Coyote Wanders Dangerously Close To People

Published 12:00 am Monday, August 13, 2012

What’s a gun-totin’ girl to do when face-to-face with a coyote?
Michele Collins, 50, of Wallburg thought the mangy-haired, drunk-acting critter was probably rabid to boot as it wandered on consecutive days within spitting distance of a house under construction in the Stonebluff development of Clemmons near the Davidson County line.
Spitting distance? Well, within 10 to 15 feet of the building crew, which just happened to include her boyfriend; thus her concern.
“Something needs to be done before it bites a small child or attacks another animal,” she said.
Wild animal sightings seem to be more common these days, particularly as coyotes gain a foothold and houses are built in old woodlands. Coyotes seem to have an appetite for small pets, especially slow-footed, aging cats. Patsy Crenshaw in Mocksville reported foxes close to her home last week. Woods nearby have been cleared, upsetting habitat.
Ms. Collins did what any responsible person would do: Call the authorities. Thus began her trip on the bureaucratic run-around.

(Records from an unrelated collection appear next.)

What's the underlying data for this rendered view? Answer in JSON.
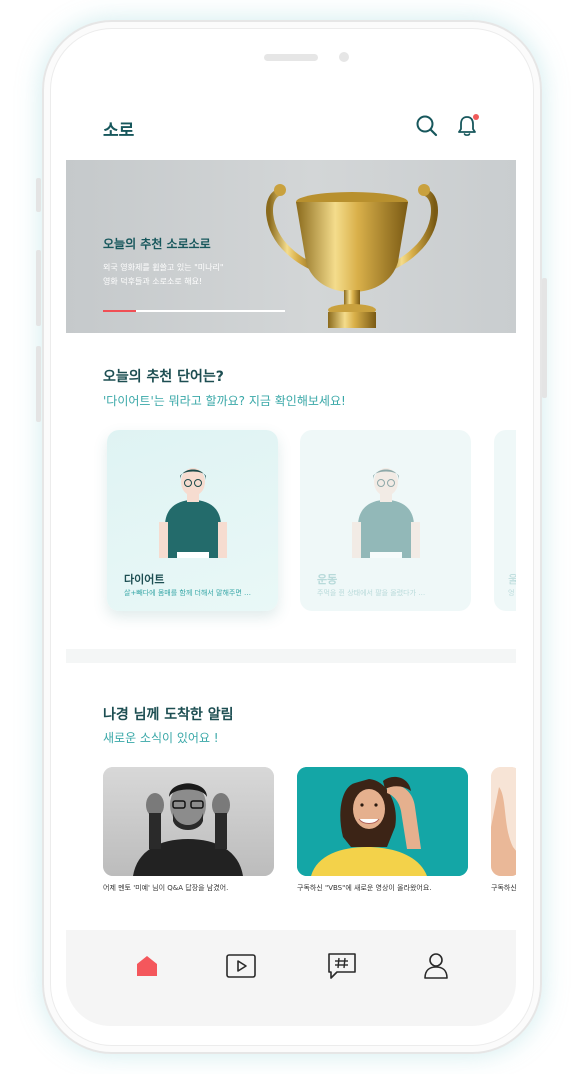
{
  "app": {
    "title": "소로"
  },
  "header": {
    "icons": [
      "search-icon",
      "bell-icon"
    ],
    "has_notification": true
  },
  "banner": {
    "title": "오늘의 추천 소로소로",
    "desc_line1": "외국 영화제를 휩쓸고 있는 \"미나리\"",
    "desc_line2": "영화 덕후들과 소로소로 해요!",
    "progress_fraction": 0.18
  },
  "recommend": {
    "title": "오늘의 추천 단어는?",
    "subtitle": "'다이어트'는 뭐라고 할까요? 지금 확인해보세요!",
    "cards": [
      {
        "word": "다이어트",
        "desc": "살+빼다에 몸매를 함께 더해서 말해주면 …",
        "active": true
      },
      {
        "word": "운동",
        "desc": "주먹을 쥔 상태에서 팔을 올렸다가 …",
        "active": false
      },
      {
        "word": "울",
        "desc": "엉",
        "active": false
      }
    ]
  },
  "notices": {
    "title": "나경 님께 도착한 알림",
    "subtitle": "새로운 소식이 있어요 !",
    "items": [
      {
        "caption": "어제 멘토 '미예' 님이 Q&A 답장을 남겼어."
      },
      {
        "caption": "구독하신 \"VBS\"에 새로운 영상이 올라왔어요."
      },
      {
        "caption": "구독하신"
      }
    ]
  },
  "tabbar": {
    "tabs": [
      {
        "name": "home",
        "icon": "home-icon",
        "active": true
      },
      {
        "name": "video",
        "icon": "play-icon",
        "active": false
      },
      {
        "name": "community",
        "icon": "hashtag-chat-icon",
        "active": false
      },
      {
        "name": "profile",
        "icon": "person-icon",
        "active": false
      }
    ]
  },
  "colors": {
    "brand": "#17575c",
    "accent_teal": "#3aa8a8",
    "alert_red": "#f05a5a"
  }
}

The Forsyth County Animal Control told her they don’t deal with wild animals and referred her to the N.C. Wildlife Commission. The wildlife spokeswoman told her to just avoid the animal, adding that if the coyote is rabid it will probably die soon anyway, and the agency just … isn’t coming out.
“That girl didn’t have the sense to get in out of the rain,” Ms. Collins assessed.
So she called the Forsyth County Sheriff’s Department and volunteered to shoot the animal herself.
Well … there’s an ordinance prohibiting shooting firearms within 300 feet of another dwelling. There are plenty of other dwellings nearby, some occupied by Winston-Salem policemen and a retired deputy. They couldn’t rightly ignore a law-breaker, could they?
“I’ve got a gun and I know how to use it, but I don’t want to go to jail,” she said.
She was then referred to a commercial pest control company which offered to set traps for a $95 consultation and daily fee after that until the animal is caught.
She didn’t want to pay that, especially since a quick, cheap rifle shot would have solved the problem easily enough.
“It seems like an awful travesty — I can carry arms but I can’t shoot it.”
What good is the Second Amendment if you can’t shoot a coyote?
 “I am so frustrated,” she said.
Meanwhile, the coyote was dangerously close to the men working on the house.
“Somebody or something is going to be bit, and they are …